"Barbara Ehrenreich's new book is absolutely riveting. I was drawn into the narrative so quickly that it took me 50 pages to remember to get angry at the vicious economic cruelties she was unveiling. But that is the power of the book—it is terrific story-telling, filled with fury and delicious humor and, repeatedly, these stunning moments of the purest empathy with those who toil beside her. With utter honesty about her own unique and (ultimately) privileged position and, at the same time, not a hint of condescension, she enters a grimy and humiliating world we all try to ignore and somehow, by the sheer force of her prose, makes us eager to go with her. It's a beautiful work of personal nerve and ethical audacity that takes the reader by surprise and then disarms us by its tenderness. I am grateful to Barbara Ehrenreich for writing this."—Jonathan Kozol, author of Ordinary Resurrections
"This is social critic Ehrenreich's twelfth book, an on-the-job study of how a single mother (or anyone else) leaving welfare could survive without government assistance in the form of food stamps, Medicaid, and housing and child-care subsidies. To find the answers, Ehrenreich left her home in Key West and traveled from Florida to Maine and then to Minnesota, working in low-paying Jobs. Ehrenreich, who holds a Ph.D. in biology, resolved not to fall back on any skills derived from her education or usual work and to take the cheapest accommodations in motels and trailer parks as long as there was 'an acceptable level of safety and privacy.' The 'working poor,' Ehrenreich concludes, 'are in fact the major philanthropists of our society. They neglect their own children so that the children of others will be cared for; they live in substandard housing so that other homes will be shiny and perfect; they endure privation so that inflation will be low and stock prices high.'"—George Cohen, Booklist
"In contrast to recent books by Michael Lewis and Dinesh D'Souza that explore the lives and psyches of the New Economy's millionares, Ehrenreich turns her gimlet eye on the view from the workforce's bottom rung. Determined to find out how anyone could make ends meet on $7 an hour, she left behind her middle class life as a journalist except for $1000 in start-up funds, a car and her laptop computer to try to sustain herself as a low-skilled worker for a month at a time. In 1999 and 2000, Ehrenreich worked as a waitress in Key West, Fla., as a cleaning woman and a nursing home aide in Portland, Maine, and in a Wal-Mart in Minneapolis, Minn. During the application process, she faced routine drug tests and spurious 'personality tests'; once on the job, she endured constant surveillance and numbing harangues over infractions like serving a second roll and butter. Beset by transportation costs and high rents, she learned the tricks of the trade from her co-workers, some of whom sleep in their cars, and many of whom work when they're vexed by arthritis, back pain or worse, yet still manage small gestures of kindness. Despite the advantages of her race, education, good health and lack of children, Ehrenreich's income barely covered her month's expenses in only one instance, when she worked seven days a week at two jobs (one of which provided free meals) during the off-season in a vacation town. Delivering a fast read that's both sobering and sassy, she gives readers pause about those caught in the economy's undertow, even in good times."—Publishers Weekly

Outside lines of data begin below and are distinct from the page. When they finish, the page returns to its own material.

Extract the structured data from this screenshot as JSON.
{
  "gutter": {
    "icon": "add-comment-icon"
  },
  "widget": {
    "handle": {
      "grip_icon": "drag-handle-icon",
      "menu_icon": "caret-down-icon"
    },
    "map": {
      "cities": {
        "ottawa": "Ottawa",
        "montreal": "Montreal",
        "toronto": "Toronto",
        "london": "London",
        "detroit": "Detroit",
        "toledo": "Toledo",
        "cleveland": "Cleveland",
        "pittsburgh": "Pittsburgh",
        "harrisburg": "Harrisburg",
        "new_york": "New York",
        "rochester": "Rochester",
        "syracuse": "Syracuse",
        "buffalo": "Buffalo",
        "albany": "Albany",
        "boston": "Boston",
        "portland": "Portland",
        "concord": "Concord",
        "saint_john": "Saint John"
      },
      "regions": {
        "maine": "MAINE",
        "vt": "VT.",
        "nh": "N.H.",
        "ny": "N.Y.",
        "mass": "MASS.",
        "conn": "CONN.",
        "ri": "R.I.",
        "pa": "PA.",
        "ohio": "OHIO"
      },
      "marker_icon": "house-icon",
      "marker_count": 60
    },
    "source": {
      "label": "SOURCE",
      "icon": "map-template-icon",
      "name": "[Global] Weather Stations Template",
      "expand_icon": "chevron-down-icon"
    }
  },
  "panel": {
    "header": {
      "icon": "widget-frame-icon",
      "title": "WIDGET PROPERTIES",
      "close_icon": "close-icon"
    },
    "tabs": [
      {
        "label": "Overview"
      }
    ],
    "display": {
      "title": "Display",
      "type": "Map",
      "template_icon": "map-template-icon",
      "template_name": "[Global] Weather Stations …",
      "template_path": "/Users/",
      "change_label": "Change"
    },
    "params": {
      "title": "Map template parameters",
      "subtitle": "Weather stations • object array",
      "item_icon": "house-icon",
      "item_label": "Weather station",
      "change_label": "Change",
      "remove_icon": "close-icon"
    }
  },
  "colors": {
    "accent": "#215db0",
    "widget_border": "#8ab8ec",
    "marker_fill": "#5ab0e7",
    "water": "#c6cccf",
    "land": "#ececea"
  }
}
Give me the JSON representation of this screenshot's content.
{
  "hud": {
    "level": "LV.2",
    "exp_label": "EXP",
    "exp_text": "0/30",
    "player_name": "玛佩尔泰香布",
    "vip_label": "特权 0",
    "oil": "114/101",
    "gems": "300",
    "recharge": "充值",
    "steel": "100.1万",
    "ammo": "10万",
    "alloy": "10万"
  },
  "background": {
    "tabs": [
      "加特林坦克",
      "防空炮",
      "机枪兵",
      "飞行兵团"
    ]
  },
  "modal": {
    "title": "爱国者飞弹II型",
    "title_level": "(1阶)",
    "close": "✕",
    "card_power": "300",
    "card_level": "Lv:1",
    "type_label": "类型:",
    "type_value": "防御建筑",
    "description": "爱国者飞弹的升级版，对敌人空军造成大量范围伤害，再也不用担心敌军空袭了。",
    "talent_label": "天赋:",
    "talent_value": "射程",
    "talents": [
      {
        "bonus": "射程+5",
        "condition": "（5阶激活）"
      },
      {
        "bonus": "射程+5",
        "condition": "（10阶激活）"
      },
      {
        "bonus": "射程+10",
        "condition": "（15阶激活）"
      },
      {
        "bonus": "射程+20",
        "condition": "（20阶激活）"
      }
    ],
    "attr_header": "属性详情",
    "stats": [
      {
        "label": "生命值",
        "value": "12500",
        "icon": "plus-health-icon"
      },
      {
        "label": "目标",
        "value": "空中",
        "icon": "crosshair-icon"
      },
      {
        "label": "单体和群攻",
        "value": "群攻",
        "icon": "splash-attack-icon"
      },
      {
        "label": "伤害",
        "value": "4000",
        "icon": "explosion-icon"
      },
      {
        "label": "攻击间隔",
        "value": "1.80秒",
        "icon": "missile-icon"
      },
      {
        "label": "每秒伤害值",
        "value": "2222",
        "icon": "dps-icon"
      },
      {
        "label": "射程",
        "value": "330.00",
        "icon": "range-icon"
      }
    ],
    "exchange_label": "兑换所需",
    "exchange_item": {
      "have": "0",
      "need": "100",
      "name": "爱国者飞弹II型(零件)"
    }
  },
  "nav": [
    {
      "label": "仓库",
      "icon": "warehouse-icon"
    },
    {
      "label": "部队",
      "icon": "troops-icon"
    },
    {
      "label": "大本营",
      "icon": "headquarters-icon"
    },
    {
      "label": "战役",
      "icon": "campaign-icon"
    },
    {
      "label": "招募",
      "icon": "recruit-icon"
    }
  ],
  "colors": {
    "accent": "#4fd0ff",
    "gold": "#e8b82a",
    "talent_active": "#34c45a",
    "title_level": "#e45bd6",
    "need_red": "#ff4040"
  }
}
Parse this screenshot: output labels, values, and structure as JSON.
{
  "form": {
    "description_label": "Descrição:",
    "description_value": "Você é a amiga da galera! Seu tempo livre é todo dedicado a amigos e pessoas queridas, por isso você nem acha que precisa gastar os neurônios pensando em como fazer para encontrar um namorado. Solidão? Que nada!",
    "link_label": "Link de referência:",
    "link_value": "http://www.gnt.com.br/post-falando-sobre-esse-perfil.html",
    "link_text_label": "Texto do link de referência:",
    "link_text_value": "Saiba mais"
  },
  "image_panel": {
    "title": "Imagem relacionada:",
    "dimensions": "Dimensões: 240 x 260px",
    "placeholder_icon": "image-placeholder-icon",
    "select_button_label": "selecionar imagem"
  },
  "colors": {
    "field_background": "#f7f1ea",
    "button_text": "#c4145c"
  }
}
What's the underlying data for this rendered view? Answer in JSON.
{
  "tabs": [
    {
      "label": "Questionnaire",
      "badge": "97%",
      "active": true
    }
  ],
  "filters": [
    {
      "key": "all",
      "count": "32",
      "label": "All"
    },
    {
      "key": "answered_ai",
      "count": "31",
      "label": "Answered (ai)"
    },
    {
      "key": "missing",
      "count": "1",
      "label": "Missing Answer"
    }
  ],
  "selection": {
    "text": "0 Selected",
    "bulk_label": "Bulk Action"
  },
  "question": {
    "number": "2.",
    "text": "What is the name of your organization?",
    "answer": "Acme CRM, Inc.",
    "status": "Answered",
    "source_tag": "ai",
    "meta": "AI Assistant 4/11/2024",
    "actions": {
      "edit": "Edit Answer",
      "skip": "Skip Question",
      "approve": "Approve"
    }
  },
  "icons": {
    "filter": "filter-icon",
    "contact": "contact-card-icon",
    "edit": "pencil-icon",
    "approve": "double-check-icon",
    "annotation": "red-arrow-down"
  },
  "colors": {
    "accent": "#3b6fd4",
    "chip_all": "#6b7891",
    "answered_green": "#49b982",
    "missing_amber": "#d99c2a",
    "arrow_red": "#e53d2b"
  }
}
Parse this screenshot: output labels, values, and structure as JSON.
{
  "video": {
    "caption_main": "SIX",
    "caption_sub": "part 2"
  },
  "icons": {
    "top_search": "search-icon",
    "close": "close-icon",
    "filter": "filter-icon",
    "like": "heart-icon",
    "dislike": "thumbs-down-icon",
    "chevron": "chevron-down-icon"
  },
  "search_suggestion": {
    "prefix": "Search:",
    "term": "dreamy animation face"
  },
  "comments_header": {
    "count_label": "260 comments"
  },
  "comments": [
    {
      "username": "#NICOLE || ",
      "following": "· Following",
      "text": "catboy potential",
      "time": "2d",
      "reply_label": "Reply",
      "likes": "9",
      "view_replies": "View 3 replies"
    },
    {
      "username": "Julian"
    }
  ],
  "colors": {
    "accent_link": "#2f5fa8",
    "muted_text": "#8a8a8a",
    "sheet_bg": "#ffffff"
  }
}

Introduction: Getting Ready
The idea that led to this book arose in comparatively sumptuous circumstances. Lewis Lapham, the editor of Harper’s, had taken me out for a $30 lunch at some understated French country-style place to discuss...